I've got photos to take of all aspects of the garden, at very times of the day, so that I've got an idea where the sun is, and what shadows are there are. It's really quite exciting and hopefully will mean that in the end a garden that does everything we want and we will know what and where to start first.
I can't believe how quickly the snow has melted, it had all gone within 24 - 48 hours. Not that the paltry 4" of snow we had here has really caused us any trouble, especially when we are used to a good foot of snow when we lived up on the moors. The only problem the snow caused me was that last weekend it was supposed to be the Teeswater Sheep Breeder's Annual Dinner at Hawes, but with 3 nights of amber warnings of snow, it was decided to postpone the dinner for a couple of weeks. So I had the "lovely" task of ringing round all who were going to the dinner and letting them know the dinner was postponed and what the new date would be. No one was at all surprised by the decision and hopefully everyone will be able to make the new date.
Whilst we've been "snowed in" we've done a bit more decorating. This time in the biggest of the bedrooms at the front of the house, it's been given a coat of paint and we've had a couple of companies come and give us a quote for fitted sliding wardrobes. Tim could do it himself (with the help of me), but the ceilings are so high that B&Q do not do doors that tall, only to special order, and having now got the quotes in, they are no cheaper than getting a firm in to do the work for us. So this weekend we will pay the deposit and book a date for the fitters to come and do the work. We will have work out what we have done first, the central heating or the wardrobes, not both at the same time, I don't think Holly would be able to cope with 2 sets of workmen to watch/monitor!!!!!
For the last couple of weeks I've been busy re-painting the lounge, it's just a freshen up as such, as I can't really do too much until the plumber has been and replaced the whole central heating system, and thankfully with all the snow we've had, he's not booked to come until the beginning of March.
I was hoping to upload some photos of the lounge, before and after it's been painted, but blogger is not letting me do so.
The lounge has gone from, what a friend calls, a "french tart's boudoir" red to the much quieter colour of magnolia.
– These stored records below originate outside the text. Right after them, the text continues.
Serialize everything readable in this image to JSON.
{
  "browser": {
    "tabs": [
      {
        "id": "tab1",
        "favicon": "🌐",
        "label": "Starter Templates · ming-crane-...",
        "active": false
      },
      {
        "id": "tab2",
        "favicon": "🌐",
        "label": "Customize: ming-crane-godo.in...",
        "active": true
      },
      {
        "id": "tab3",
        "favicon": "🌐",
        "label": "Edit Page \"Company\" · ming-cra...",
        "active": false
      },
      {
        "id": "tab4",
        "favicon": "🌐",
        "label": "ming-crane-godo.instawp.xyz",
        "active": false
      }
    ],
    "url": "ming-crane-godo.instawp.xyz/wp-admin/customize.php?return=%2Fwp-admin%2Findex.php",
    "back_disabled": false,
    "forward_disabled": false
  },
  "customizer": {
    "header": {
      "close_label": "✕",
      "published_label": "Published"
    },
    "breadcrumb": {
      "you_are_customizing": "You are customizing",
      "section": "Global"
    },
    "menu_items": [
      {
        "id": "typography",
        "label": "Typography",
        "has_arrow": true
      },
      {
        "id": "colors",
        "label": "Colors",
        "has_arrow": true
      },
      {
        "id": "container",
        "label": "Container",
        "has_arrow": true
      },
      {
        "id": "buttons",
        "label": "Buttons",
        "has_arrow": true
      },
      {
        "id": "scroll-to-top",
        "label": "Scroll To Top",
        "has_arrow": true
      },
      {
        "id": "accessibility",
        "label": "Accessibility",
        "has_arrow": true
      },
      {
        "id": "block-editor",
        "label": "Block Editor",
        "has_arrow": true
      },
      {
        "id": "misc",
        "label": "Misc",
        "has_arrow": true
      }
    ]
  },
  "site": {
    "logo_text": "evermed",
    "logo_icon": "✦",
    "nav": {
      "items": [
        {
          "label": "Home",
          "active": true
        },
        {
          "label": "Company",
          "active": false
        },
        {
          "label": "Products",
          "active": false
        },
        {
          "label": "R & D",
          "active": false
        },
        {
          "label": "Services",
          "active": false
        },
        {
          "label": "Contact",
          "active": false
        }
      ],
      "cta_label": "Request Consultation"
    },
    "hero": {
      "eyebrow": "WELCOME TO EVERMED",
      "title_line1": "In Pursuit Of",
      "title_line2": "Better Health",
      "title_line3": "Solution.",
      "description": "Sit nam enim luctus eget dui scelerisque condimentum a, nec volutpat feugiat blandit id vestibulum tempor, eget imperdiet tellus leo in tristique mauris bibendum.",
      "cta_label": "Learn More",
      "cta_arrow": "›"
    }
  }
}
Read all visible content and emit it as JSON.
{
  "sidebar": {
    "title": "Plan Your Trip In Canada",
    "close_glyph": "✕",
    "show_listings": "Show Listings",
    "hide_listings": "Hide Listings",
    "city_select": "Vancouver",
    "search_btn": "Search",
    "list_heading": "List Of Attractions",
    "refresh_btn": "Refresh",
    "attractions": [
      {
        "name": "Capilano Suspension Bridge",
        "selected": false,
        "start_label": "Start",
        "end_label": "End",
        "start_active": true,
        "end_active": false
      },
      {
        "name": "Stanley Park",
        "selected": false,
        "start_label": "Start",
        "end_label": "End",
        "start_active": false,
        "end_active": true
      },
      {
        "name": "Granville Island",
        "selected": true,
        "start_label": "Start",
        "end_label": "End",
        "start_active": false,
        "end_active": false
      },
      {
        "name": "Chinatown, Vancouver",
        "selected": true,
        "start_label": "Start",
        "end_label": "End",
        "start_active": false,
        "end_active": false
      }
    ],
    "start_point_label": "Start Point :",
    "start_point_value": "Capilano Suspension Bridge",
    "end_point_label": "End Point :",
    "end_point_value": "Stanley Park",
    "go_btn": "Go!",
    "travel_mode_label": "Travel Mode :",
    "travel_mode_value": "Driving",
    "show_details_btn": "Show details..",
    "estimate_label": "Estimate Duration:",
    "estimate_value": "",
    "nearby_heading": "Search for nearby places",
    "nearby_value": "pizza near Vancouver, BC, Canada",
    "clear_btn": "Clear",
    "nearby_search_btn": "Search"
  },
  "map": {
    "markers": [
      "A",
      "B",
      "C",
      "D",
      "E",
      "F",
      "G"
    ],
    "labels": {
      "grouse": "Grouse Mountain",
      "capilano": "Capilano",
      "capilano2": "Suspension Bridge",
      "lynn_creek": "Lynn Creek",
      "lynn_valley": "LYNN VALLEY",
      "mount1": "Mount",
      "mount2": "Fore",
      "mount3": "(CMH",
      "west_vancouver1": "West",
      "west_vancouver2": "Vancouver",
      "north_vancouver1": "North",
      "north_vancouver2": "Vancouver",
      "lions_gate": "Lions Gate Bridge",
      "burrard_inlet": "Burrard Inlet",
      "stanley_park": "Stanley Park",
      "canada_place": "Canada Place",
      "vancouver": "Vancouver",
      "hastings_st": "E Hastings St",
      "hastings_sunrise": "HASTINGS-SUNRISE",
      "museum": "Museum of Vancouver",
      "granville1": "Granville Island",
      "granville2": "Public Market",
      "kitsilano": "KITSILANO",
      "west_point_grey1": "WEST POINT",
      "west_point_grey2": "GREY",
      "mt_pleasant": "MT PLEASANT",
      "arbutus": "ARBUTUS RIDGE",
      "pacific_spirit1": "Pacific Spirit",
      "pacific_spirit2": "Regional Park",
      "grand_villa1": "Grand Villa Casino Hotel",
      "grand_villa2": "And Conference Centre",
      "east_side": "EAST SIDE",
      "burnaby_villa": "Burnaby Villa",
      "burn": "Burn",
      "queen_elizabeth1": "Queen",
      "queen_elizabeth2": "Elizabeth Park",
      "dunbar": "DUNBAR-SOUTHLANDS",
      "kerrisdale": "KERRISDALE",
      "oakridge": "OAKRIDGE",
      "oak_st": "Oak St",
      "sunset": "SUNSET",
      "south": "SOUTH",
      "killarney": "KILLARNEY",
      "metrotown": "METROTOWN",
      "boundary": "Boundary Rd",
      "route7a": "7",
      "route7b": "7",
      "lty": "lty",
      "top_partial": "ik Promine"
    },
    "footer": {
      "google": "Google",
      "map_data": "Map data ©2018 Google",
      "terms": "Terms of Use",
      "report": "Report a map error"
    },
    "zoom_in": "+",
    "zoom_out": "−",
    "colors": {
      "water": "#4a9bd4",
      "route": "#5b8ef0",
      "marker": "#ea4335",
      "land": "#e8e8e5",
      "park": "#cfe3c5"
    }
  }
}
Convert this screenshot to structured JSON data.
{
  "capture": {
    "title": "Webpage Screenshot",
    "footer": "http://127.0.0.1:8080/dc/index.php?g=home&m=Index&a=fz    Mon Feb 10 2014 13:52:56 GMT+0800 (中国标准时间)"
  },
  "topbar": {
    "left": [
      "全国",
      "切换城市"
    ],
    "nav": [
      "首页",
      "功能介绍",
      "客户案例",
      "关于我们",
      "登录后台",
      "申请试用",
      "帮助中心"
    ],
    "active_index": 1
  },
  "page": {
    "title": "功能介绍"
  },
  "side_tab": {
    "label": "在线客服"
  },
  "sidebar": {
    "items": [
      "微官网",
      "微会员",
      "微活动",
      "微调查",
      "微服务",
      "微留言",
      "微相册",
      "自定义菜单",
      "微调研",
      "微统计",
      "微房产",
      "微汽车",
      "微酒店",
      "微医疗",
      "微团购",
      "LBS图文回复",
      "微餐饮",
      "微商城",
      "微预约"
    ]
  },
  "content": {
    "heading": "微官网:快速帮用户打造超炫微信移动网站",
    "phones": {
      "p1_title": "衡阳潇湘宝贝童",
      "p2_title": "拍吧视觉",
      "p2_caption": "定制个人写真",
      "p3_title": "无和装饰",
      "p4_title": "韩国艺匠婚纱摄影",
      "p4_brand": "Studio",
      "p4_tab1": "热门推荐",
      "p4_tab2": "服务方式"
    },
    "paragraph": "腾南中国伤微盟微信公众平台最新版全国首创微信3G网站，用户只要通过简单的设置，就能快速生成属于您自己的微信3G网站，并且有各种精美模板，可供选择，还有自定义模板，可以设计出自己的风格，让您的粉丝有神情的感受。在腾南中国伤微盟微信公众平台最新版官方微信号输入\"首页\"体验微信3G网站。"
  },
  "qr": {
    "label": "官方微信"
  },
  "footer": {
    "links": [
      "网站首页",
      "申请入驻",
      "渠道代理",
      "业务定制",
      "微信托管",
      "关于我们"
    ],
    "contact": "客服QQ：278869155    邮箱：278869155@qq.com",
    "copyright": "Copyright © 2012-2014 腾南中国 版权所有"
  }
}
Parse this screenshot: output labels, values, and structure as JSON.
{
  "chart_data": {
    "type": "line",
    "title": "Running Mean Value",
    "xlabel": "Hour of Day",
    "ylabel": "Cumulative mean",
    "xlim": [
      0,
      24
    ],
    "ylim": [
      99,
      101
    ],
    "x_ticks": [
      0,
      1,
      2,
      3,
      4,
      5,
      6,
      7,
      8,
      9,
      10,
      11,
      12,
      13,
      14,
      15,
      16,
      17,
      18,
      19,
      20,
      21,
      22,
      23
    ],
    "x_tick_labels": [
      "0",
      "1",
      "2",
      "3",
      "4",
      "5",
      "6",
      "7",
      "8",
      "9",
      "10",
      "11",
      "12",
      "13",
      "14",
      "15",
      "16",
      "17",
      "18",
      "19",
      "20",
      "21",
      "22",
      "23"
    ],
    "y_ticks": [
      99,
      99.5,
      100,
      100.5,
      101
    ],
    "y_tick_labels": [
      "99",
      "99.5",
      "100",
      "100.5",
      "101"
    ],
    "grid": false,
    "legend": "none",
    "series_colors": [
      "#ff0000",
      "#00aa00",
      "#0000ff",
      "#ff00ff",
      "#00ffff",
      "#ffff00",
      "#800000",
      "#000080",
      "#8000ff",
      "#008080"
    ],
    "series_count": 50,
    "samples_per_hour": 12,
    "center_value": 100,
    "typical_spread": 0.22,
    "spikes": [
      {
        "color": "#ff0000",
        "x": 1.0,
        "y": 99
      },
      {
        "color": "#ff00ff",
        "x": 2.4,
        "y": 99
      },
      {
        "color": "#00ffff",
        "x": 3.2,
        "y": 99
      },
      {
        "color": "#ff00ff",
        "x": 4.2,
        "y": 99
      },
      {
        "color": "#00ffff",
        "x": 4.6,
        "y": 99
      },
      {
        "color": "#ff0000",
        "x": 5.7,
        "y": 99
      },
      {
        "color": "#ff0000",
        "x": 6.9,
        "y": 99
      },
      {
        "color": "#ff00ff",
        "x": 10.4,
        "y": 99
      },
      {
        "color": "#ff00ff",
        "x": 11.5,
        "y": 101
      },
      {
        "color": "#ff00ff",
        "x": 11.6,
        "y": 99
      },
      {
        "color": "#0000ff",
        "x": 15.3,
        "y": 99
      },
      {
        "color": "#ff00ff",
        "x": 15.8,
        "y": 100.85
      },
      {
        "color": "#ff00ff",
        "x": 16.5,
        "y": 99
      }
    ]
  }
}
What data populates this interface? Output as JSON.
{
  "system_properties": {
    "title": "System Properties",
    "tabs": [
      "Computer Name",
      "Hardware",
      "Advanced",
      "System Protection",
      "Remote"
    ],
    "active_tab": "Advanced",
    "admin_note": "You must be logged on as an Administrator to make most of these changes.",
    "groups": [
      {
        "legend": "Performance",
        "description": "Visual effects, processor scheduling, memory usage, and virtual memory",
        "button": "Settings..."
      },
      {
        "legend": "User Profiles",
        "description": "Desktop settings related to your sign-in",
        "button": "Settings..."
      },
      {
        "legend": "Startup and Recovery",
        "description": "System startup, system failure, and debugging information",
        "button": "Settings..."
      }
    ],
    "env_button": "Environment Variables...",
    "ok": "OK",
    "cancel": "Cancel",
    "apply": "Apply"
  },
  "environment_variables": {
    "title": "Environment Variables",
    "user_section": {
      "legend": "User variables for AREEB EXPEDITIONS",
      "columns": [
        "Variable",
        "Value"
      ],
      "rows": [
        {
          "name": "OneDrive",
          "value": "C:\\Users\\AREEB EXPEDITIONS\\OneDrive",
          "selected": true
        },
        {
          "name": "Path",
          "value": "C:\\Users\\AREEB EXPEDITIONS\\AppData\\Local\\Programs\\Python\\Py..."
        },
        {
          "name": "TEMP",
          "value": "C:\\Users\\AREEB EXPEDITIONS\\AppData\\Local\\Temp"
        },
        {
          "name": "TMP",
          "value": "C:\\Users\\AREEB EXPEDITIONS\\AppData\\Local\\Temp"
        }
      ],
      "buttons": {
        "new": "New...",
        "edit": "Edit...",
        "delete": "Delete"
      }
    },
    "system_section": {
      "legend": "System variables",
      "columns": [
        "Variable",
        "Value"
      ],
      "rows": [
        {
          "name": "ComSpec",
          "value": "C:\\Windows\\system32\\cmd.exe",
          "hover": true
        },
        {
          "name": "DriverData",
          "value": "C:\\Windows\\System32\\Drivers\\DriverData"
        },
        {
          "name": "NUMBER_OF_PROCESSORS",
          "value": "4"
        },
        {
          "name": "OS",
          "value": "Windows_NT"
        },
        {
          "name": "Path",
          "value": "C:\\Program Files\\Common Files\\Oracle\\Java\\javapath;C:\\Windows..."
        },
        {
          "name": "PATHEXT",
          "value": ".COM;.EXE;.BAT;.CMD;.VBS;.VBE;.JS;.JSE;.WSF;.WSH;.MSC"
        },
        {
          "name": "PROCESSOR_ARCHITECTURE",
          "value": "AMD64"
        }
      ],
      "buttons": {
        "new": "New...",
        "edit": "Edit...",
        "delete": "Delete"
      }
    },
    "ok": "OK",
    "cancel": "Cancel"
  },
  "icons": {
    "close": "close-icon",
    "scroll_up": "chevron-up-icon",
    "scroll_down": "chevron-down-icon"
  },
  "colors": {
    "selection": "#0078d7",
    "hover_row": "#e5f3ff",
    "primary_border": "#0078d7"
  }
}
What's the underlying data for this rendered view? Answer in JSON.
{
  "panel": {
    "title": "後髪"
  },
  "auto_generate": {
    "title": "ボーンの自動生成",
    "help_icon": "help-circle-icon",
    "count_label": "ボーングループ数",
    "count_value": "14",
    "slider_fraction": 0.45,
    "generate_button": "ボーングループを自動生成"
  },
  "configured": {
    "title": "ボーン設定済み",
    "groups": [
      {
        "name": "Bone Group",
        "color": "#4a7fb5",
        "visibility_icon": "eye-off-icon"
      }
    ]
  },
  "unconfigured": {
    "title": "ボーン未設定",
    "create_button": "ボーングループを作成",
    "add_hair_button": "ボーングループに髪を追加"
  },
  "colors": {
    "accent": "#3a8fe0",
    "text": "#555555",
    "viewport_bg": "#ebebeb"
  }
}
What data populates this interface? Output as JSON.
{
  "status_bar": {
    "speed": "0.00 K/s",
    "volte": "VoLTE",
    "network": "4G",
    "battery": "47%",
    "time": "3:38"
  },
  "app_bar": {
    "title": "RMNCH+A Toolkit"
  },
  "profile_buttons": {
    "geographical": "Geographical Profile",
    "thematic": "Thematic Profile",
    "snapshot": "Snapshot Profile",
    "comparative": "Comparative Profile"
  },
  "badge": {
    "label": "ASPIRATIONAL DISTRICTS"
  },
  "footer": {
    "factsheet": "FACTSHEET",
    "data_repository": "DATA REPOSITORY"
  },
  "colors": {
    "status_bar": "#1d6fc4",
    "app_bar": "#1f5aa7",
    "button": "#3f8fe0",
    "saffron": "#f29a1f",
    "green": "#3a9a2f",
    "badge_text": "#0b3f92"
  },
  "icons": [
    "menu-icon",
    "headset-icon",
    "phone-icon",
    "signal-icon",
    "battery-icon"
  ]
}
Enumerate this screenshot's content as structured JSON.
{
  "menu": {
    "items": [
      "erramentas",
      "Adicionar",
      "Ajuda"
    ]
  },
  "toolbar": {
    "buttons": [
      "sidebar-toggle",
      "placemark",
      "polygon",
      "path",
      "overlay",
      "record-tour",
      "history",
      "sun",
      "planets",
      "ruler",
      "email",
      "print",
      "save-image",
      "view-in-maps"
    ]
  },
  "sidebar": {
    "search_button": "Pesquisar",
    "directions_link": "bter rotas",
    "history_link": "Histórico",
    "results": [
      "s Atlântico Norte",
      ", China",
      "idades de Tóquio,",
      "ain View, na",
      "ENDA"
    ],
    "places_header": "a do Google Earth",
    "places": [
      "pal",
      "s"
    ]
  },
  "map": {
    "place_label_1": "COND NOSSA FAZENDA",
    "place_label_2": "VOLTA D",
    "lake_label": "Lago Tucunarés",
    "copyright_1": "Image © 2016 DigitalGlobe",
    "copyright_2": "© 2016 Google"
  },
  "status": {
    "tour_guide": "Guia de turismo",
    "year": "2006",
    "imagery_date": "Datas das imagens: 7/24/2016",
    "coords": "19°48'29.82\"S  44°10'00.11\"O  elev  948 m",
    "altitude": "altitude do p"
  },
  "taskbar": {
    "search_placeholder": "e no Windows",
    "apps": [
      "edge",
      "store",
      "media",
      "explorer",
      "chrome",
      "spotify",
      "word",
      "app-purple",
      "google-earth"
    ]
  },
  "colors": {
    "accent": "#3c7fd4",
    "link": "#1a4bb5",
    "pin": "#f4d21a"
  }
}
It has made the lounge much brighter and now that I've cleaned the carpet, smells a lot cleaner too. The only trouble now is that this room has been redecorated, the rest of the house looks really drab. Looks like the next room to be painted is the bedroom at the front, it's the biggest of the bedrooms and after a bit more work will become our bedroom.
Denise and Tim owned a smallholding on the North Yorkshire Moors,from Aug 2003 to June 2012. We have now moved back to suberbia where life is now spent with our 2 doys (Holly & Deefa), selling exotic fibre and hand dyed knitting wool and trying to convert the garden into one that will provide an assortment of veggies for us.